— WHAT THIS TASK INVOLVES —
Restate each entry below exactly; pictures stay out of the copy.

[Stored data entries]
_ _ _ _ _

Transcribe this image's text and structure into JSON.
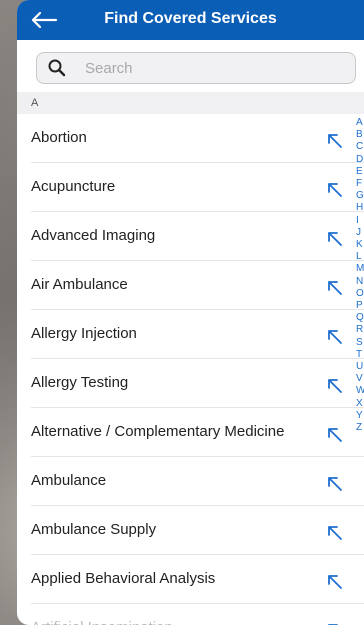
{
  "header": {
    "title": "Find Covered Services"
  },
  "search": {
    "placeholder": "Search",
    "value": ""
  },
  "section": {
    "letter": "A"
  },
  "items": [
    {
      "label": "Abortion"
    },
    {
      "label": "Acupuncture"
    },
    {
      "label": "Advanced Imaging"
    },
    {
      "label": "Air Ambulance"
    },
    {
      "label": "Allergy Injection"
    },
    {
      "label": "Allergy Testing"
    },
    {
      "label": "Alternative / Complementary Medicine"
    },
    {
      "label": "Ambulance"
    },
    {
      "label": "Ambulance Supply"
    },
    {
      "label": "Applied Behavioral Analysis"
    },
    {
      "label": "Artificial Insemination"
    }
  ],
  "index_letters": [
    "A",
    "B",
    "C",
    "D",
    "E",
    "F",
    "G",
    "H",
    "I",
    "J",
    "K",
    "L",
    "M",
    "N",
    "O",
    "P",
    "Q",
    "R",
    "S",
    "T",
    "U",
    "V",
    "W",
    "X",
    "Y",
    "Z"
  ],
  "colors": {
    "header_bg": "#0b5eb5",
    "accent": "#1f6fcf"
  },
  "icons": {
    "back": "arrow-left-icon",
    "search": "magnifier-icon",
    "row": "arrow-up-left-icon"
  }
}
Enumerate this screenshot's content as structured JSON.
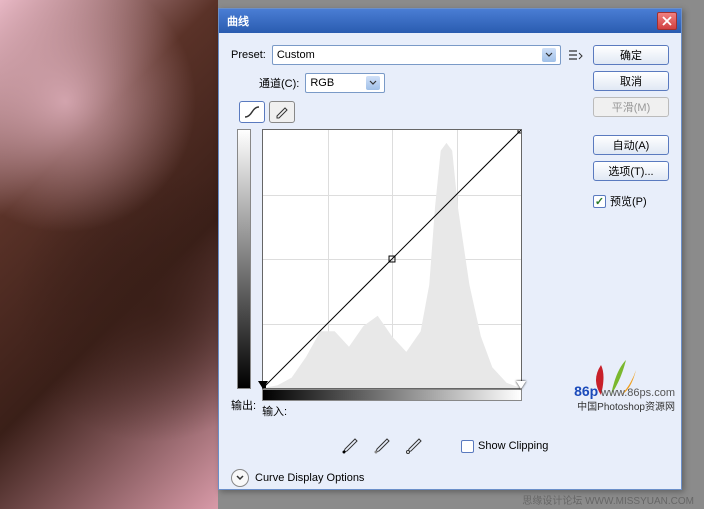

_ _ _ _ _

— ANSWER FOR THE TASK —
Transcribe this image's text and structure into JSON.
{
  "header": {
    "title": "Find Covered Services"
  },
  "search": {
    "placeholder": "Search",
    "value": ""
  },
  "section": {
    "letter": "A"
  },
  "items": [
    {
      "label": "Abortion"
    },
    {
      "label": "Acupuncture"
    },
    {
      "label": "Advanced Imaging"
    },
    {
      "label": "Air Ambulance"
    },
    {
      "label": "Allergy Injection"
    },
    {
      "label": "Allergy Testing"
    },
    {
      "label": "Alternative / Complementary Medicine"
    },
    {
      "label": "Ambulance"
    },
    {
      "label": "Ambulance Supply"
    },
    {
      "label": "Applied Behavioral Analysis"
    },
    {
      "label": "Artificial Insemination"
    }
  ],
  "index_letters": [
    "A",
    "B",
    "C",
    "D",
    "E",
    "F",
    "G",
    "H",
    "I",
    "J",
    "K",
    "L",
    "M",
    "N",
    "O",
    "P",
    "Q",
    "R",
    "S",
    "T",
    "U",
    "V",
    "W",
    "X",
    "Y",
    "Z"
  ],
  "colors": {
    "header_bg": "#0b5eb5",
    "accent": "#1f6fcf"
  },
  "icons": {
    "back": "arrow-left-icon",
    "search": "magnifier-icon",
    "row": "arrow-up-left-icon"
  }
}
Enumerate this screenshot's content as structured JSON.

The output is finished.